**Work required**. Search the listing below for lines that hold the word "from", and report only how many there are.

**Input for this task**.

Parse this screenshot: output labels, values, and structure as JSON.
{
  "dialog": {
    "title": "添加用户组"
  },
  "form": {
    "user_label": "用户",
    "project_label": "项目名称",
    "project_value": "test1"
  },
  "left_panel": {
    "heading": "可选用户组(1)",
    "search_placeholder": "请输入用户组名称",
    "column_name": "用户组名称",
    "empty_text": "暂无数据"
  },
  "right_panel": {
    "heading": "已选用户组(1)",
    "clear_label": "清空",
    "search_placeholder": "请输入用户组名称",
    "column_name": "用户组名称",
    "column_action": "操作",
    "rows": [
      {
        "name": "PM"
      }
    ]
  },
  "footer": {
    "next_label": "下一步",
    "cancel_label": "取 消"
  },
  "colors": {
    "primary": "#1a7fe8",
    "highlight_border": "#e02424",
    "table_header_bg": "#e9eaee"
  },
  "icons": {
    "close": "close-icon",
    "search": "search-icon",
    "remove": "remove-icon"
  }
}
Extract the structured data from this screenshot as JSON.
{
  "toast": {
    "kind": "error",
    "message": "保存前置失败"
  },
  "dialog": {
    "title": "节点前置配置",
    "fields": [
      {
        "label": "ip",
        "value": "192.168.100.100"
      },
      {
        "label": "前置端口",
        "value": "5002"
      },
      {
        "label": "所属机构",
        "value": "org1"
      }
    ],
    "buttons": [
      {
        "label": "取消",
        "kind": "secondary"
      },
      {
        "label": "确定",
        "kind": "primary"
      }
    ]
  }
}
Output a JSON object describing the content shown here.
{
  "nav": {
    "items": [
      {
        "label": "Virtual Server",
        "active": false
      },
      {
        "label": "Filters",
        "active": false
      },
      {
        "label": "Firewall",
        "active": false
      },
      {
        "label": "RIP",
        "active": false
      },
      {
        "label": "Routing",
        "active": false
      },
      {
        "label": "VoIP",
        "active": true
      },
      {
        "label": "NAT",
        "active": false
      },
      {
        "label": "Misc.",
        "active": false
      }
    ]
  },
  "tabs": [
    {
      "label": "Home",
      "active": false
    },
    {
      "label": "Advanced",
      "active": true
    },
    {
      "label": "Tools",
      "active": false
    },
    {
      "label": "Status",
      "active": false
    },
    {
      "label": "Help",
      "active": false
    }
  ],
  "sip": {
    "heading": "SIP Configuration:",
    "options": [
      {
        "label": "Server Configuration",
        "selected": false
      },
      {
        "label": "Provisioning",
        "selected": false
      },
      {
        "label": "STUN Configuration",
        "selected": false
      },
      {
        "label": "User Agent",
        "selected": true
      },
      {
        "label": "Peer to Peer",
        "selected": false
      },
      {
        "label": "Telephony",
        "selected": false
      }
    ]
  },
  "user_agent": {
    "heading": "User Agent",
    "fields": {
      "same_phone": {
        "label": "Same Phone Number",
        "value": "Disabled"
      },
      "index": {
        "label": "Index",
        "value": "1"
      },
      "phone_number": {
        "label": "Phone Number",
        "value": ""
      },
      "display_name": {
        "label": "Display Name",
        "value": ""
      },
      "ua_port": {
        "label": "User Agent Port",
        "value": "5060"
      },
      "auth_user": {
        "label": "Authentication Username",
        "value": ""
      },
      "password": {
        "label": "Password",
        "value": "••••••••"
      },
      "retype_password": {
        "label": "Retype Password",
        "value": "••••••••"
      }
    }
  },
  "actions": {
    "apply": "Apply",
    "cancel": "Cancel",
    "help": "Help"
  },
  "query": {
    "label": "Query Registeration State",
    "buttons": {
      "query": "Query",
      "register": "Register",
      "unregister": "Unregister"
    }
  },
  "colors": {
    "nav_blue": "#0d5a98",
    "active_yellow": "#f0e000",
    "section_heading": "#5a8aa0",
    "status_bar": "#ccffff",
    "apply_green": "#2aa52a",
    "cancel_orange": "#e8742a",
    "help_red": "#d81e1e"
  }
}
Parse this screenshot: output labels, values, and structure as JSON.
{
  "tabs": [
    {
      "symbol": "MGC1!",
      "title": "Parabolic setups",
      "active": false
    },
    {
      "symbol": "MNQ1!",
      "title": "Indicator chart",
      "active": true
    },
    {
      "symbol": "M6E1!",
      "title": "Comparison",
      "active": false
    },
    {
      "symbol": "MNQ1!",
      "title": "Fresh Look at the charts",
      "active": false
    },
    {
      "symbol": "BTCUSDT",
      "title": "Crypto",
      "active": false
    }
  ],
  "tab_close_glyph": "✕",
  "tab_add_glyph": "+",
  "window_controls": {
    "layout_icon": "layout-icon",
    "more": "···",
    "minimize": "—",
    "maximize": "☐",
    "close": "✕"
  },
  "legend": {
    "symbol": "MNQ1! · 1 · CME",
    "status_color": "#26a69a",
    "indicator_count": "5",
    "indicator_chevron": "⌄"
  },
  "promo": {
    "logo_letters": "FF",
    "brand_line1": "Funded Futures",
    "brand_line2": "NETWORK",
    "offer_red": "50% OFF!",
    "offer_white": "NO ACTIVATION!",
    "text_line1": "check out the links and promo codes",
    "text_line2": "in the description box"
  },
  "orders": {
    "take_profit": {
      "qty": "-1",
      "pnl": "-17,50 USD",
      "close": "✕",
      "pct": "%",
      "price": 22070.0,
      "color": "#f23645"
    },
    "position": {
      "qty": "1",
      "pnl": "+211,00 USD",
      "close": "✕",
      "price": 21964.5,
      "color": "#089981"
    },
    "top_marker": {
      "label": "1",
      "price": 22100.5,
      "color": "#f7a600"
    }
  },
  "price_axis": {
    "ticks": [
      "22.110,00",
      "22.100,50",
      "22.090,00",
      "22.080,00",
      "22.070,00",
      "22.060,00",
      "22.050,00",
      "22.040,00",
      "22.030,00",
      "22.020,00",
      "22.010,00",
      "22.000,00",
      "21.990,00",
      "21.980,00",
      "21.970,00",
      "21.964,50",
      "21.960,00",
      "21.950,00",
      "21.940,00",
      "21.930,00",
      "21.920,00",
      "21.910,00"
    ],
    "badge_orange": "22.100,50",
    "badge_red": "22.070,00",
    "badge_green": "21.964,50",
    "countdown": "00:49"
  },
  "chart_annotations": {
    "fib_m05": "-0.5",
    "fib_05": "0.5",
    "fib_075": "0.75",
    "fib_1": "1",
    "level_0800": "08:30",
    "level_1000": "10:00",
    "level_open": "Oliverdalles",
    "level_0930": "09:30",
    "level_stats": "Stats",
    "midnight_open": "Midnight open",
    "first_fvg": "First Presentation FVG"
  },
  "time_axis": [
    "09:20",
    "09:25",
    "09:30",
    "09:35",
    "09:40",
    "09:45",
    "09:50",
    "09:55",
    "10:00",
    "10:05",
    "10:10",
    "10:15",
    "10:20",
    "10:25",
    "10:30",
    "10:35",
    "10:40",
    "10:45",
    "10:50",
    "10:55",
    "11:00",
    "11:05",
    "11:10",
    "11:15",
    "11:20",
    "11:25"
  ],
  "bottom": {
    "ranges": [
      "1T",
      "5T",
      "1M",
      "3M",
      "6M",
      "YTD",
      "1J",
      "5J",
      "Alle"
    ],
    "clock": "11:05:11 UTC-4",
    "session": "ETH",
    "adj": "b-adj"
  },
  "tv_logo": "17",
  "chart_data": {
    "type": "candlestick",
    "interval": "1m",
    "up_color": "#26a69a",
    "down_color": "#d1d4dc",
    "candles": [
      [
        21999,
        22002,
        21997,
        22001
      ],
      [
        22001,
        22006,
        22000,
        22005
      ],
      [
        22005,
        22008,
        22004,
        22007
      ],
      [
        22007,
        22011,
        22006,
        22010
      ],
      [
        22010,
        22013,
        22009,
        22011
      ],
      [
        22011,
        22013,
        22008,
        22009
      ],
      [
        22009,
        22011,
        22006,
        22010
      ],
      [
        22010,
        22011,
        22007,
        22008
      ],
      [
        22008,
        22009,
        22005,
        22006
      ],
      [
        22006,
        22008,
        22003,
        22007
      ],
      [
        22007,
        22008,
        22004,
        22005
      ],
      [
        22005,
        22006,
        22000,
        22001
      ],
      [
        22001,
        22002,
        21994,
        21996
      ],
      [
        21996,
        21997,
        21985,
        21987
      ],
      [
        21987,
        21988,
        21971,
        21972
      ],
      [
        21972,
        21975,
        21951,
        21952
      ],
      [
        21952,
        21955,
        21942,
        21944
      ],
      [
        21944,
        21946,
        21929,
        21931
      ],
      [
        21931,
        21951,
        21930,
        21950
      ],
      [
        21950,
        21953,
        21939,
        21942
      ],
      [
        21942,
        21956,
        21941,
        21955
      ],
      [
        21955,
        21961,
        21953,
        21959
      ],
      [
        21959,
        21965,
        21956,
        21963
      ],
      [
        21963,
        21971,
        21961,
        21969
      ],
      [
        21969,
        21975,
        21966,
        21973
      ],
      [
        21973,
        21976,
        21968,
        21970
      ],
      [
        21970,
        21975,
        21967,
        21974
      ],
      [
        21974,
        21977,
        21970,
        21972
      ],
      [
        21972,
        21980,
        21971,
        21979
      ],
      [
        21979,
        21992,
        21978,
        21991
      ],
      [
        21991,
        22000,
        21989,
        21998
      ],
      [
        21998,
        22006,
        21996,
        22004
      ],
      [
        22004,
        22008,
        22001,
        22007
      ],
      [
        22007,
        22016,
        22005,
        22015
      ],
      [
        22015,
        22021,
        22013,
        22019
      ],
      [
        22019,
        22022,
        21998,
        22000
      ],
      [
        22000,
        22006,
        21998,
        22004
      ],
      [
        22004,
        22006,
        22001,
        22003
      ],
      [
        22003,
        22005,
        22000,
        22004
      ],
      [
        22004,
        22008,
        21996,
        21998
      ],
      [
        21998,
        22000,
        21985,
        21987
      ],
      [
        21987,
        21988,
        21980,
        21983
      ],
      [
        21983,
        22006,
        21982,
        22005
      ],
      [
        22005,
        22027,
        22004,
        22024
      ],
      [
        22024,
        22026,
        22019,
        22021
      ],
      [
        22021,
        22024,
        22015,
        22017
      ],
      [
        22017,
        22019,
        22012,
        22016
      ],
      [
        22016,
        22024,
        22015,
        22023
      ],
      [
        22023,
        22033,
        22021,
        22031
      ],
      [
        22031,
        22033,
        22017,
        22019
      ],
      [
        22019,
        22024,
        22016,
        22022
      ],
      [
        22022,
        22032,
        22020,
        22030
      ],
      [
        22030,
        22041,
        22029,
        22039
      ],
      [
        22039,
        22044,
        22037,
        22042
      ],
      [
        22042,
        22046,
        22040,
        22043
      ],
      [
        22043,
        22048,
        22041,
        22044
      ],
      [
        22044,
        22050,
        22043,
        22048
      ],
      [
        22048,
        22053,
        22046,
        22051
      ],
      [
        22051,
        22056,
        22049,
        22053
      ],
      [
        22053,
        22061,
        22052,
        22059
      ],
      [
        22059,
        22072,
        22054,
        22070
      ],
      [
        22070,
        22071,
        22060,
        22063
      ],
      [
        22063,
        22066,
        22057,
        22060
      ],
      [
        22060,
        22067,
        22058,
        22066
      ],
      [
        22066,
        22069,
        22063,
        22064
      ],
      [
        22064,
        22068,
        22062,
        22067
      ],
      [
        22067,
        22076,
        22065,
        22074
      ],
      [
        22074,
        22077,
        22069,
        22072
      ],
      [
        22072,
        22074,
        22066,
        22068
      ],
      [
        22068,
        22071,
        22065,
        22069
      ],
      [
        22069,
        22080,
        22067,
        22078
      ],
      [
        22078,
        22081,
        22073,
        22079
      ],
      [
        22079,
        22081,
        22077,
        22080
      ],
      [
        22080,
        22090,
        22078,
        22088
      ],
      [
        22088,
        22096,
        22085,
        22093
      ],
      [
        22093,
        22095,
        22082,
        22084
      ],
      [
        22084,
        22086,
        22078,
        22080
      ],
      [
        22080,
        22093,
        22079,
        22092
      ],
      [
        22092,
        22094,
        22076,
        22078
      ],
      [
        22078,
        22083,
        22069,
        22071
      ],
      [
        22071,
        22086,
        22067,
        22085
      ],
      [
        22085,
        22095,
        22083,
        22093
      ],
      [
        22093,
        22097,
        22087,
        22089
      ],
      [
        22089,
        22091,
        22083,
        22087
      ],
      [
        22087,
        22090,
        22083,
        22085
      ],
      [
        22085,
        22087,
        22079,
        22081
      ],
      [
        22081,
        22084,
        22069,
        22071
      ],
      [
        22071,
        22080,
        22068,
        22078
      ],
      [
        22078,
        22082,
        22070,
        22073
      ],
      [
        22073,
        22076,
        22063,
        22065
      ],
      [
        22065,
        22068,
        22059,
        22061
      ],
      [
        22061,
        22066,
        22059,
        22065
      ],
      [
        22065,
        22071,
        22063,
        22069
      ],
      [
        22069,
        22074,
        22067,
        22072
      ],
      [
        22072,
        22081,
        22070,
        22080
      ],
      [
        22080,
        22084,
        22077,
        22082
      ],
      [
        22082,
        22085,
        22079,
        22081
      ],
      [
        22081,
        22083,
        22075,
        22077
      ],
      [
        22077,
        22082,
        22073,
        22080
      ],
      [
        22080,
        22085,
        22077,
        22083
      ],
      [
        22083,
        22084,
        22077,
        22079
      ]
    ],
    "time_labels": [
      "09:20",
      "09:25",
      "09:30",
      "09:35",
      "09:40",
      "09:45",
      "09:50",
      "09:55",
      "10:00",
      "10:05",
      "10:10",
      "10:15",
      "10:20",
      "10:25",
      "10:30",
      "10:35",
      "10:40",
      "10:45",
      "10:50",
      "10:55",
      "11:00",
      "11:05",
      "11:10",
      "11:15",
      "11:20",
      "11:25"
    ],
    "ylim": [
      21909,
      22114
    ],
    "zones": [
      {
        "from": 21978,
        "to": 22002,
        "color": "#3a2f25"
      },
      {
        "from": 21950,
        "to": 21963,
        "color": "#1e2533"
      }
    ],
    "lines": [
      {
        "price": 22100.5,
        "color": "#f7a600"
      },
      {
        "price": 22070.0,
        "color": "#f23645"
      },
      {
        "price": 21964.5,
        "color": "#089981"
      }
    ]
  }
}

**Written answer**. 3